When I read this story, as much as I had tears in my eyes, I had such mixed reactions. I wanted to be angry at the parents. As a matter of fact, I was incredibly angry at the parents. I am not a parent but I do know a thing or two about parenthood. You bring a child into this world, you are expected to show them unconditional love. You are expected to always guide your child in the “right” way. I recognize just how relative “right” is. A parent is not expected to abandon their child at any cost. I say this with a heavy heart being a victim of abandonment by my father but that’s a story for another day. Yes. I was incredibly angry at the parents. I do not understand how a mother would choose religion over her own flesh and blood. One reader commented and said that what they couldn’t wrap their head around is how the parent could chose something intangible over their own flesh and blood. That there is absolutely nothing that should be more important than your child. This reader said that they will never understand how anyone can rationalize diminishing their child because of something they have no proof of. But this is the crux of the matter, isn’t it? It is at the very heart of every human being’s belief in a supreme being or the lack of one. The question of faith or the lack of it. The question of the existence of a universal morality. The question of who defines what “normal” is. The question of love and hate and the many interpretations of religious doctrines. The question of life itself.

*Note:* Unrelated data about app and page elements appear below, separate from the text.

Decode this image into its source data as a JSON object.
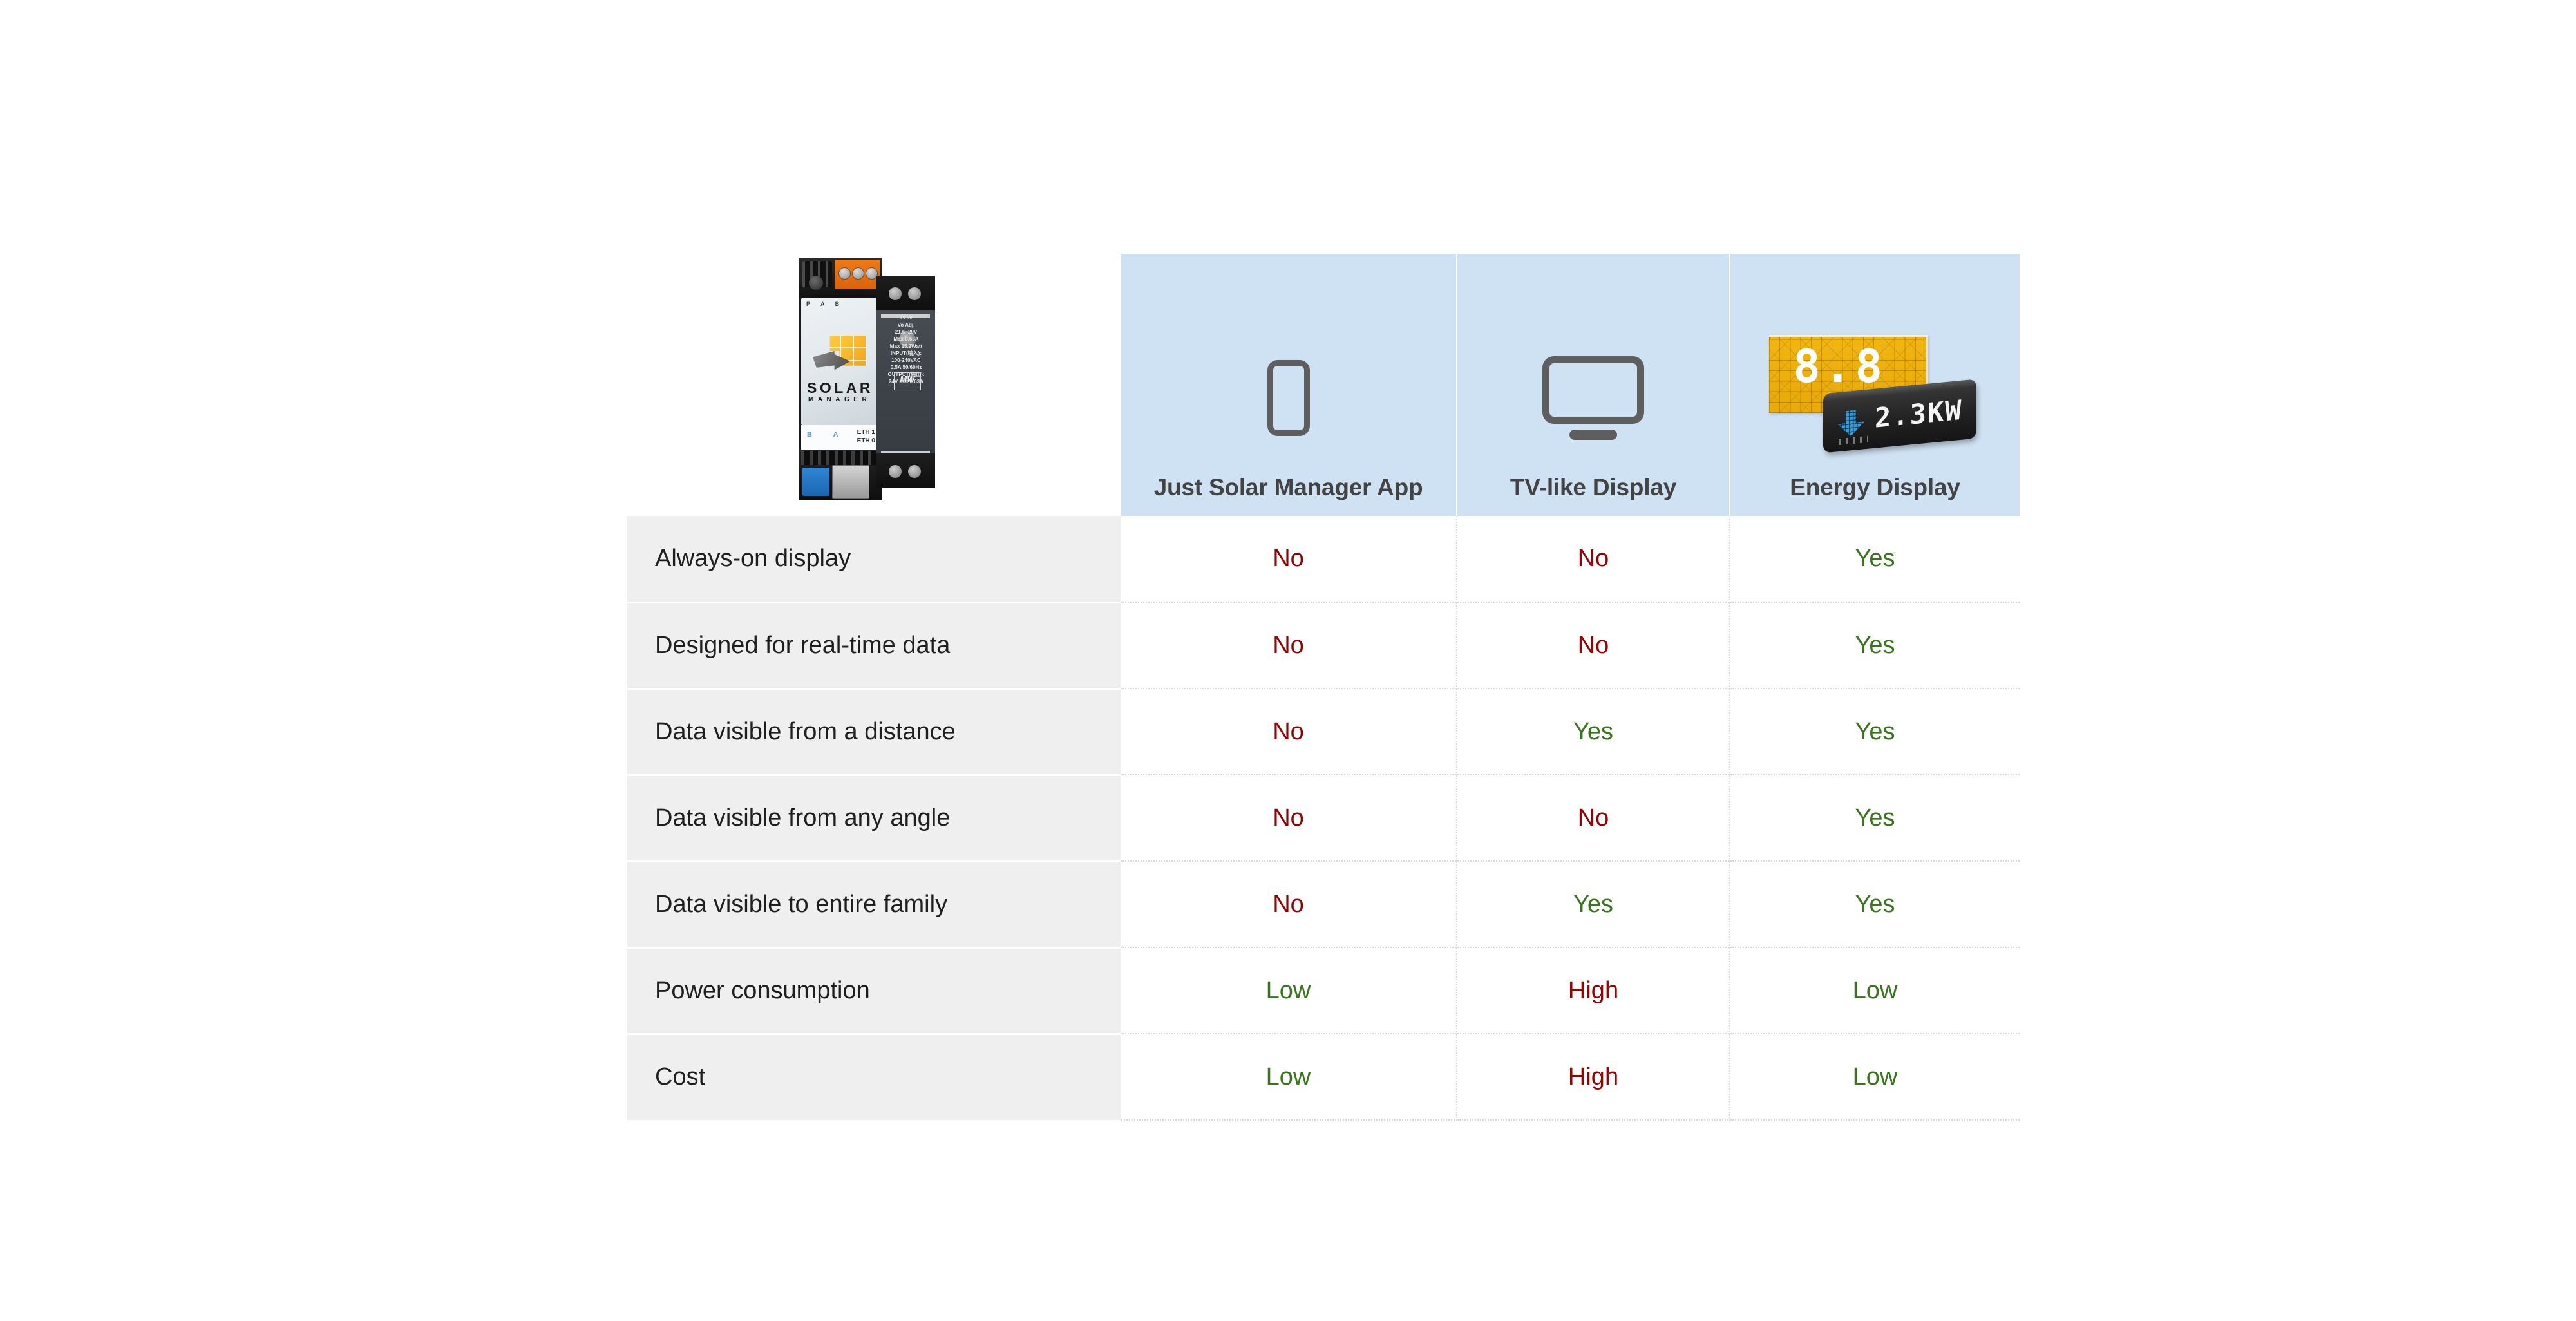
{
  "table": {
    "columns": [
      {
        "id": "product-photo",
        "label": "",
        "icon": "solar-manager-device-photo"
      },
      {
        "id": "just-solar-manager-app",
        "label": "Just Solar Manager App",
        "icon": "smartphone-icon"
      },
      {
        "id": "tv-like-display",
        "label": "TV-like Display",
        "icon": "television-icon"
      },
      {
        "id": "energy-display",
        "label": "Energy Display",
        "icon": "energy-display-icon"
      }
    ],
    "rows": [
      {
        "label": "Always-on display",
        "app": "No",
        "tv": "No",
        "energy": "Yes"
      },
      {
        "label": "Designed for real-time data",
        "app": "No",
        "tv": "No",
        "energy": "Yes"
      },
      {
        "label": "Data visible from a distance",
        "app": "No",
        "tv": "Yes",
        "energy": "Yes"
      },
      {
        "label": "Data visible from any angle",
        "app": "No",
        "tv": "No",
        "energy": "Yes"
      },
      {
        "label": "Data visible to entire family",
        "app": "No",
        "tv": "Yes",
        "energy": "Yes"
      },
      {
        "label": "Power consumption",
        "app": "Low",
        "tv": "High",
        "energy": "Low"
      },
      {
        "label": "Cost",
        "app": "Low",
        "tv": "High",
        "energy": "Low"
      }
    ]
  },
  "icons": {
    "energy_display": {
      "panel_digits": "8.8",
      "device_readout": "2.3KW",
      "arrow": "down-arrow-pixel-icon"
    },
    "product_photo": {
      "brand_wordmark": "SOLAR",
      "brand_submark": "MANAGER",
      "terminal_labels": "P  A  B",
      "port_labels_left": "B  A",
      "port_label_eth1": "ETH 1",
      "port_label_eth0": "ETH 0",
      "psu_spec_lines": "+V   -V\nVo Adj.\n21.6~29V\nMax 0.63A\nMax 15.2Watt\nINPUT(输入):\n100-240VAC\n0.5A  50/60Hz\nOUTPUT(输出):\n24V === 0.63A",
      "psu_brand": "MW",
      "psu_terminals": "N L"
    }
  },
  "colors": {
    "header_background": "#cfe2f3",
    "label_cell_background": "#efefef",
    "positive_value": "#38761d",
    "negative_value": "#990000",
    "header_text": "#434343",
    "row_label_text": "#1f1f1f",
    "grid_line": "#d9d9d9",
    "icon_gray": "#5e5e5e",
    "page_background": "#ffffff"
  }
}
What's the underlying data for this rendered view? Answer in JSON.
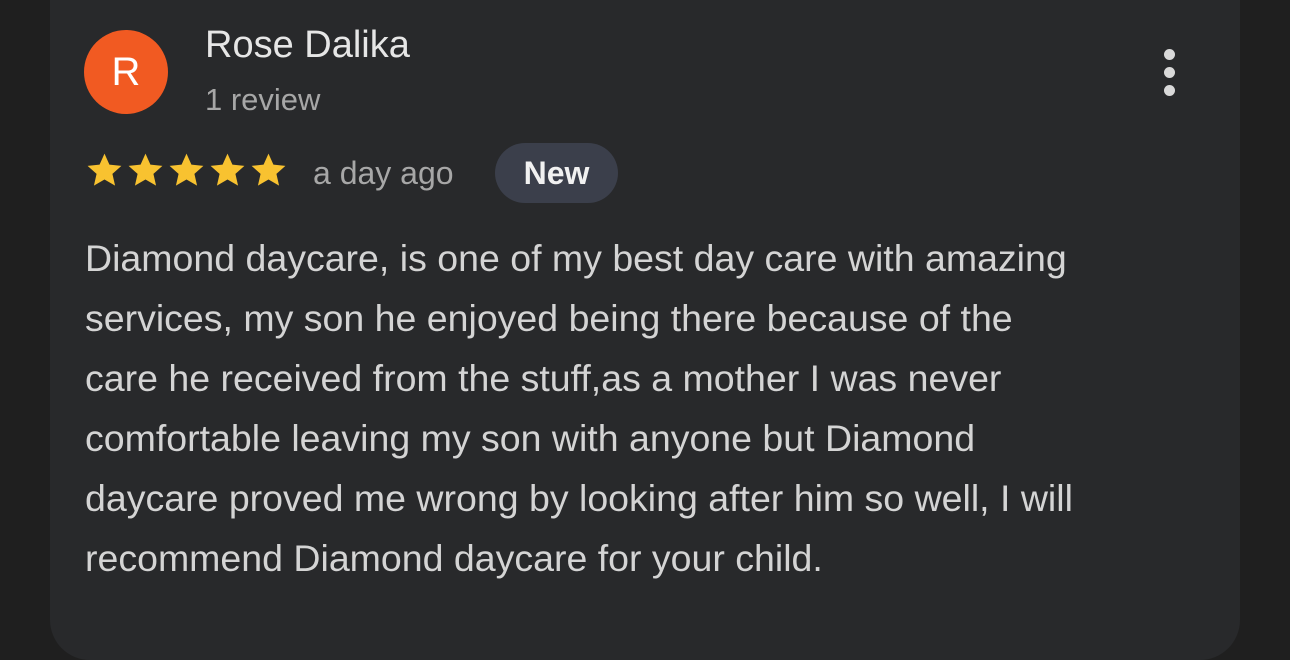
{
  "reviewer": {
    "initial": "R",
    "avatar_color": "#f15a22",
    "name": "Rose Dalika",
    "review_count": "1 review"
  },
  "menu": {
    "icon": "more-vert-icon"
  },
  "rating": {
    "stars": 5,
    "max": 5,
    "star_color": "#f8c230",
    "icon": "star-icon"
  },
  "time_ago": "a day ago",
  "badge": "New",
  "review": {
    "lines": [
      "Diamond daycare, is one of my best day care with amazing",
      "services, my son he enjoyed being there because of the",
      "care he received from the stuff,as a mother I was never",
      "comfortable leaving my son with anyone but Diamond",
      "daycare proved me wrong by looking after him so well, I will",
      "recommend Diamond daycare for your child."
    ]
  }
}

I would have been one of those readers who instantly reacted in anger and wrote something like “Anyone who would choose religion before family deserves no sympathy”. But I didn’t. I thought about it. The one thing that came to mind over and over again was that no one, no matter how ignorant and misinformed they are, deserves to lose a child. Losing a child is one of the most painful experiences in a parent’s life. Even though said loss may be of their doing, the parents still don’t deserve to lose a child. These particular parents saw the error of their ways. They learn to love their son. They live, every passing day with the knowledge that what they did caused their son’s death and from what I have read, from the heart breaking letter
from the father to his dead son to the even more heart breaking response
to the people to hate them for what they did, these parents are torn. They are hurting. They are suffering the consequences of their actions. They are using their story to inform other parents out there, many of whom are making their gay sons and daughters hate their sexuality and themselves because of religion, learn that love is what these children need. I am angry at these parents. But aren’t we all human? Don’t we all make mistakes? Some of the mistakes we make have dire consequences. What will happen to us if we don’t learn from our mistakes? If our mistakes are not used as lessons for others in similar circumstances?
I do not believe in organized religion. There. I said it. However, that does not mean that I hate anyone that does. It does not mean that those who believe are inferior. As a matter of fact, the belief that others have in God makes me respect them more. The Bible in Hebrews 11:1 defines faith as the assurance of things hoped for, the conviction of things not seen.I may not relate to that but I respect those who do. This world is a mix of differences. There are gay and straight people. There are believers and non-believers. There are black, white and many other races. This world is diverse in so many ways. The moment we all learn to accept the diversity, to respect the differences we have and live with and to spread love and not hate for our fellow human being, that is the moment when harmony in this society will prevail.